## EXERCISE DETAILS
Every record below is to be retyped exactly, with any pictures left out.

## SUPPLIED MATERIAL
▼

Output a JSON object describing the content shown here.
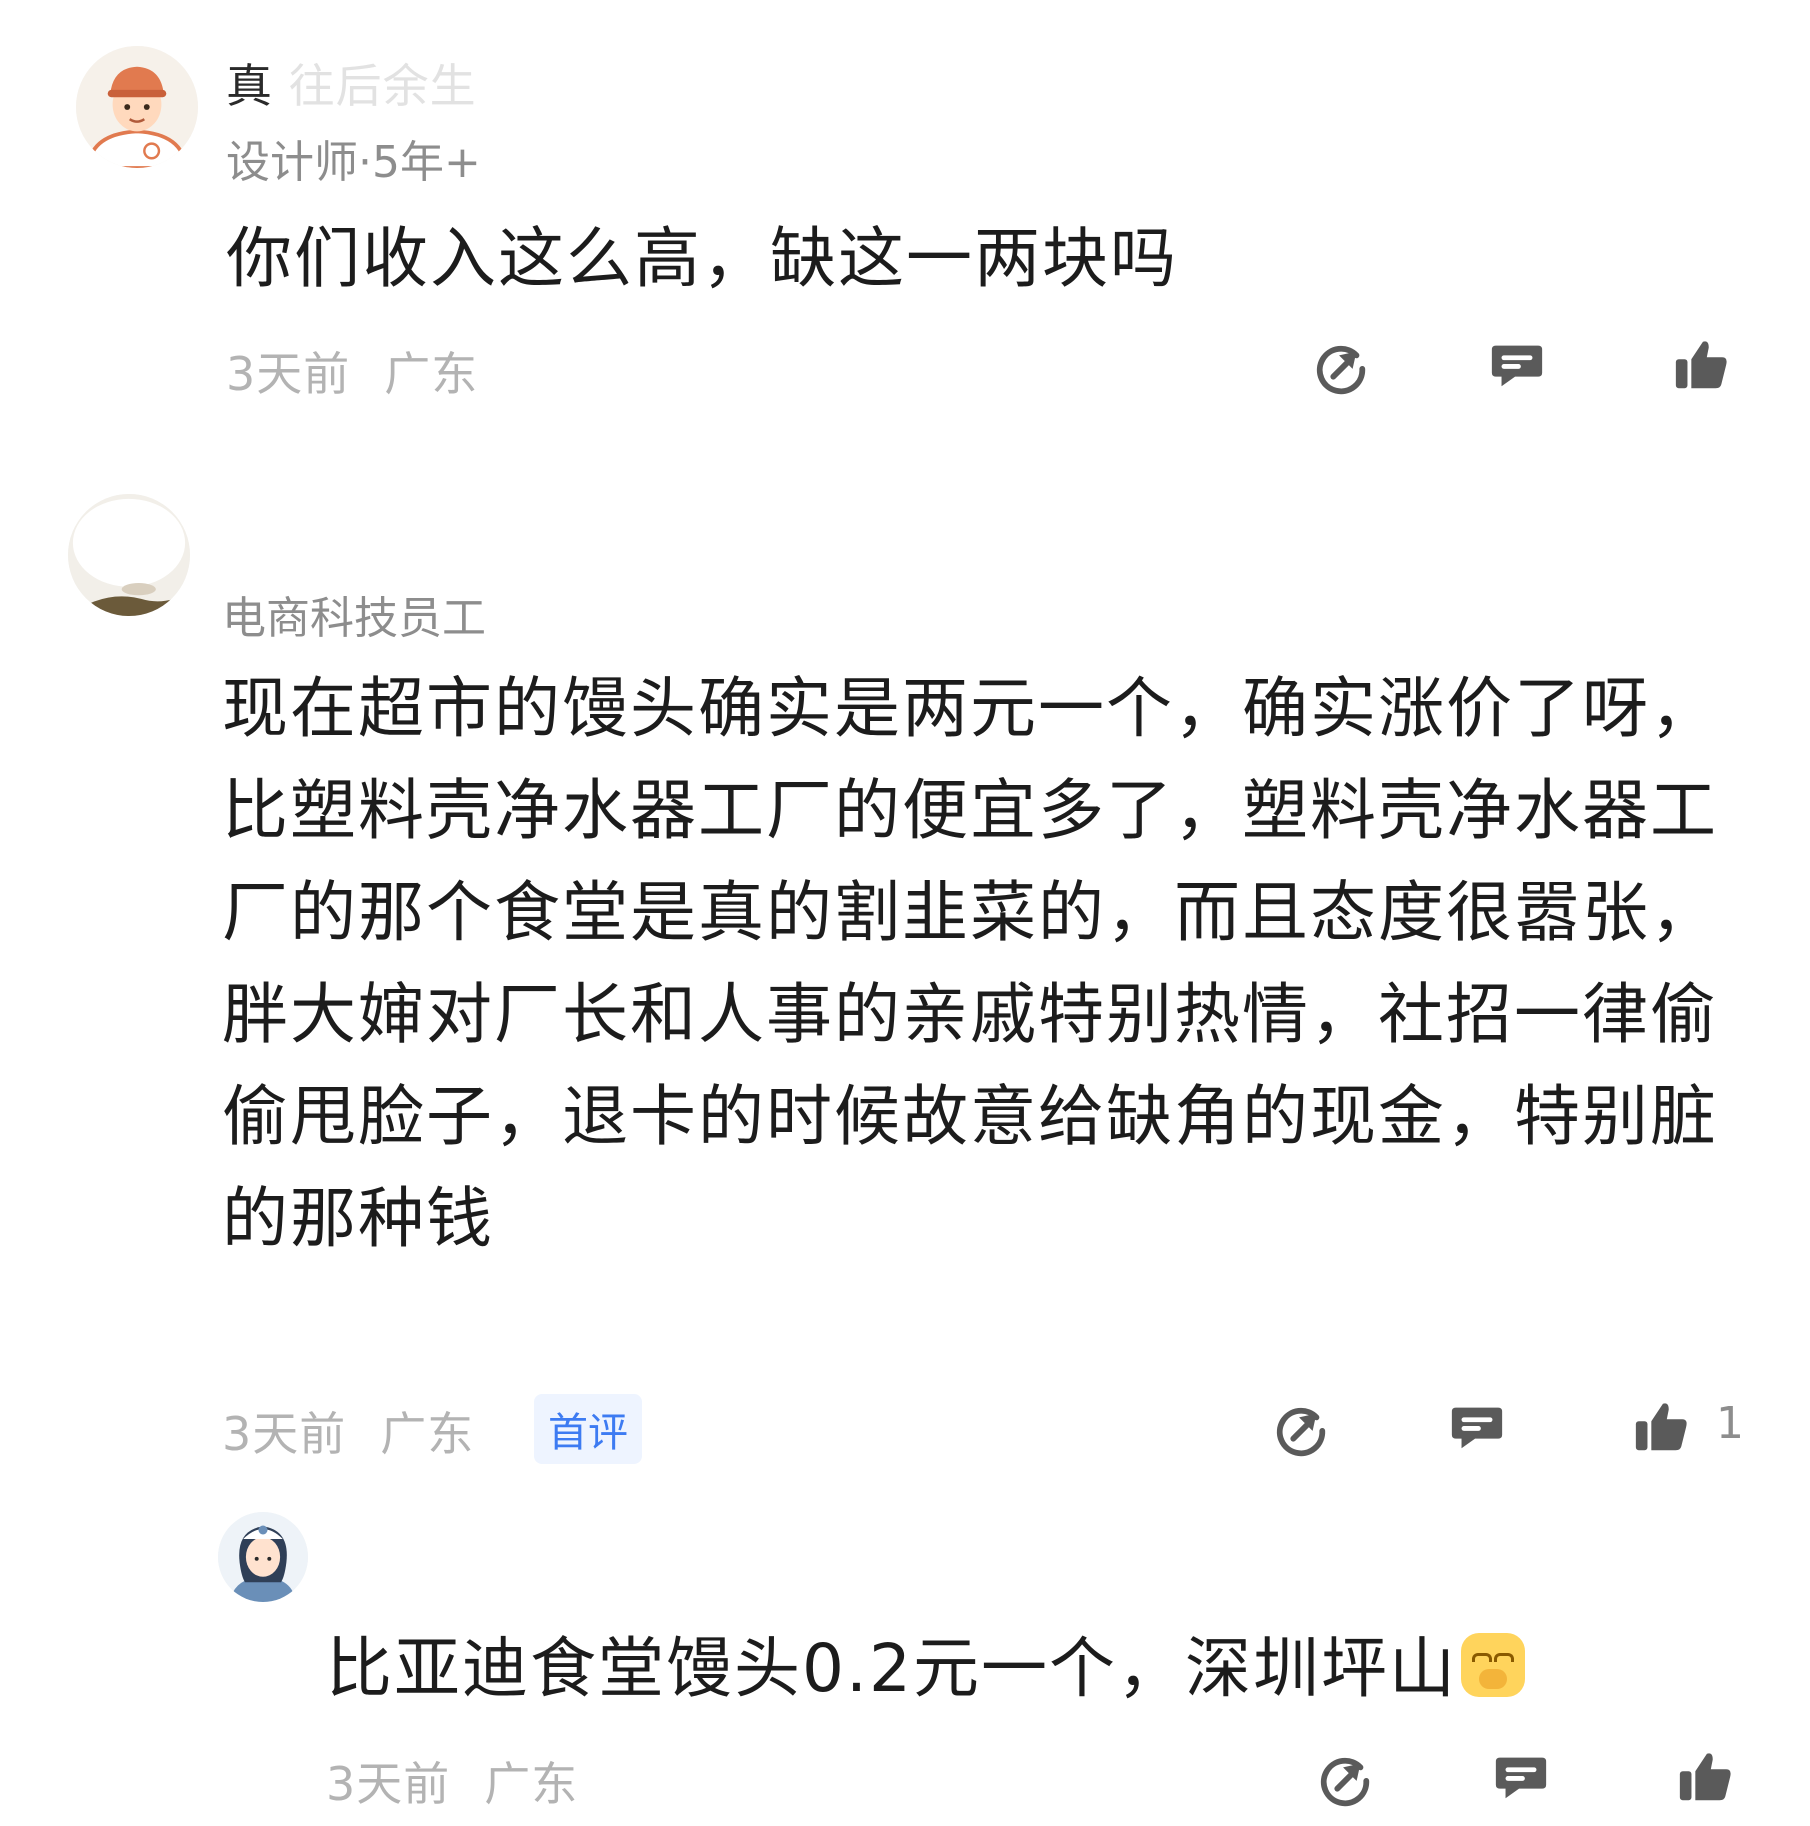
{
  "comments": [
    {
      "username": "真",
      "username_faded": "  往后余生",
      "user_title": "设计师·5年+",
      "text": "你们收入这么高，缺这一两块吗",
      "time": "3天前",
      "location": "广东",
      "likes": ""
    },
    {
      "username": "",
      "user_title": "电商科技员工",
      "text": "现在超市的馒头确实是两元一个，确实涨价了呀，比塑料壳净水器工厂的便宜多了，塑料壳净水器工厂的那个食堂是真的割韭菜的，而且态度很嚣张，胖大婶对厂长和人事的亲戚特别热情，社招一律偷偷甩脸子，退卡的时候故意给缺角的现金，特别脏的那种钱",
      "time": "3天前",
      "location": "广东",
      "badge": "首评",
      "likes": "1"
    },
    {
      "username": "",
      "text": "比亚迪食堂馒头0.2元一个，深圳坪山",
      "time": "3天前",
      "location": "广东",
      "likes": ""
    }
  ],
  "icons": {
    "share": "share-icon",
    "reply": "comment-icon",
    "like": "thumbs-up-icon"
  },
  "colors": {
    "badge_bg": "#eef4ff",
    "badge_text": "#3d7bf2",
    "meta": "#b3b3b3",
    "icon": "#5a5a5a"
  }
}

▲

## TASK RESPONSE
Output a JSON object describing the content shown here.
{
  "comments": [
    {
      "username": "真",
      "username_faded": "  往后余生",
      "user_title": "设计师·5年+",
      "text": "你们收入这么高，缺这一两块吗",
      "time": "3天前",
      "location": "广东",
      "likes": ""
    },
    {
      "username": "",
      "user_title": "电商科技员工",
      "text": "现在超市的馒头确实是两元一个，确实涨价了呀，比塑料壳净水器工厂的便宜多了，塑料壳净水器工厂的那个食堂是真的割韭菜的，而且态度很嚣张，胖大婶对厂长和人事的亲戚特别热情，社招一律偷偷甩脸子，退卡的时候故意给缺角的现金，特别脏的那种钱",
      "time": "3天前",
      "location": "广东",
      "badge": "首评",
      "likes": "1"
    },
    {
      "username": "",
      "text": "比亚迪食堂馒头0.2元一个，深圳坪山",
      "time": "3天前",
      "location": "广东",
      "likes": ""
    }
  ],
  "icons": {
    "share": "share-icon",
    "reply": "comment-icon",
    "like": "thumbs-up-icon"
  },
  "colors": {
    "badge_bg": "#eef4ff",
    "badge_text": "#3d7bf2",
    "meta": "#b3b3b3",
    "icon": "#5a5a5a"
  }
}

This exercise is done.